* **EXERCISE DETAILS**
Below are the lines to check; count those holding the string "diff" and give only the number.

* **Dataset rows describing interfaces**
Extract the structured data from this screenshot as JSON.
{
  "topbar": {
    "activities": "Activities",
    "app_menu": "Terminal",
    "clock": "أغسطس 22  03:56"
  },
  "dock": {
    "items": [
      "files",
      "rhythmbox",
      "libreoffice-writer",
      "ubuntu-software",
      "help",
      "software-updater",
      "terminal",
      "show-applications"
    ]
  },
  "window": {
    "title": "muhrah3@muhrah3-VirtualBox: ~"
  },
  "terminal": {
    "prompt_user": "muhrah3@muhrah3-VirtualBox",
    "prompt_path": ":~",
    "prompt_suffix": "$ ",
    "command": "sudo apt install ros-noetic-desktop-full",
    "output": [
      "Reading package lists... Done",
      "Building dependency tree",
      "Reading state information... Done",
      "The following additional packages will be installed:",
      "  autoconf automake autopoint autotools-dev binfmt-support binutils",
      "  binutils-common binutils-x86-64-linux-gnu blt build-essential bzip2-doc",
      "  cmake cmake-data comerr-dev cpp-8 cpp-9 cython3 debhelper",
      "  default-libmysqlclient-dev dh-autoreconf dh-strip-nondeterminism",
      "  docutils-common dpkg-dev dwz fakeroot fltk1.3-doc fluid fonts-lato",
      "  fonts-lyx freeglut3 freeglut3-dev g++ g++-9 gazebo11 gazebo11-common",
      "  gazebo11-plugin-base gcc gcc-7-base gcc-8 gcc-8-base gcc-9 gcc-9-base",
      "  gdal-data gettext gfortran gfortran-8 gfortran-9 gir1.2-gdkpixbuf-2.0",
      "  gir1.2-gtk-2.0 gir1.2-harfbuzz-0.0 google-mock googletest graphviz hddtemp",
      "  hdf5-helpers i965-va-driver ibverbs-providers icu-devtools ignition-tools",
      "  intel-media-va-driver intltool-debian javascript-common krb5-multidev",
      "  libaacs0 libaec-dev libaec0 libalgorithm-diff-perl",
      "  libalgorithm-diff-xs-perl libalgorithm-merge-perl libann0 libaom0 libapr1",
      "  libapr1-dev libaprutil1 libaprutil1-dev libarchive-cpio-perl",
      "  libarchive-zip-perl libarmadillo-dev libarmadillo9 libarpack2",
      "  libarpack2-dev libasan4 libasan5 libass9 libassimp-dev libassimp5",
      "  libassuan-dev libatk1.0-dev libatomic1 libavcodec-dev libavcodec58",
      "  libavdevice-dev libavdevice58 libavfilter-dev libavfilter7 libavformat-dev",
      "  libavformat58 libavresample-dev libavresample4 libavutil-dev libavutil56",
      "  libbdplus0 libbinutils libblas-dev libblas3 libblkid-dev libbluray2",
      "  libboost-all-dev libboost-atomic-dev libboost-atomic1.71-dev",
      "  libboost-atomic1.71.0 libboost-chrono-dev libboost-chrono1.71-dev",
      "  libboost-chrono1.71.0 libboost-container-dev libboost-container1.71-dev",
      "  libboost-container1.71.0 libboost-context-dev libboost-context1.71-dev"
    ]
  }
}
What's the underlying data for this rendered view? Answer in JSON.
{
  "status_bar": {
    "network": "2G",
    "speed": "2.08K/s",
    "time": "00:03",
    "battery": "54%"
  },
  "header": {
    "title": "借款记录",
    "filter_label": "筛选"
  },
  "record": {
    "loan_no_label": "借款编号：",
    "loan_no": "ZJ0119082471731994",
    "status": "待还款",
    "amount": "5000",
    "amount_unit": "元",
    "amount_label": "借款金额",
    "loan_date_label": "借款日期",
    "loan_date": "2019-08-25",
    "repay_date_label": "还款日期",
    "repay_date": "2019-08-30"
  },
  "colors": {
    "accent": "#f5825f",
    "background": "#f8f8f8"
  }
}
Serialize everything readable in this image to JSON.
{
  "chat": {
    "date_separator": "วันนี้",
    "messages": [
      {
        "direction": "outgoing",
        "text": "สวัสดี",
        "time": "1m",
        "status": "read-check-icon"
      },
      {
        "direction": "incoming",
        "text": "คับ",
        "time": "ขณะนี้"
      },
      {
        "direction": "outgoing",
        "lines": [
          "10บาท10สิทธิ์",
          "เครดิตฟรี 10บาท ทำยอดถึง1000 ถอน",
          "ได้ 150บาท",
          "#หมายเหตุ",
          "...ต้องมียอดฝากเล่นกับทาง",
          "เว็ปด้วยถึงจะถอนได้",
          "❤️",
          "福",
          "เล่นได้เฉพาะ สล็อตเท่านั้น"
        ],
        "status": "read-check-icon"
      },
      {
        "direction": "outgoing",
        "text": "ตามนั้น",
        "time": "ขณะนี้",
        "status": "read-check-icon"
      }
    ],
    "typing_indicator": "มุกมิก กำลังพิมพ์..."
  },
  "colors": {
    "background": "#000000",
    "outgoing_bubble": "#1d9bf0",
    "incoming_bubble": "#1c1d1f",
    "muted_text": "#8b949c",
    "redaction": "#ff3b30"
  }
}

* **RESPONSE AREA**
2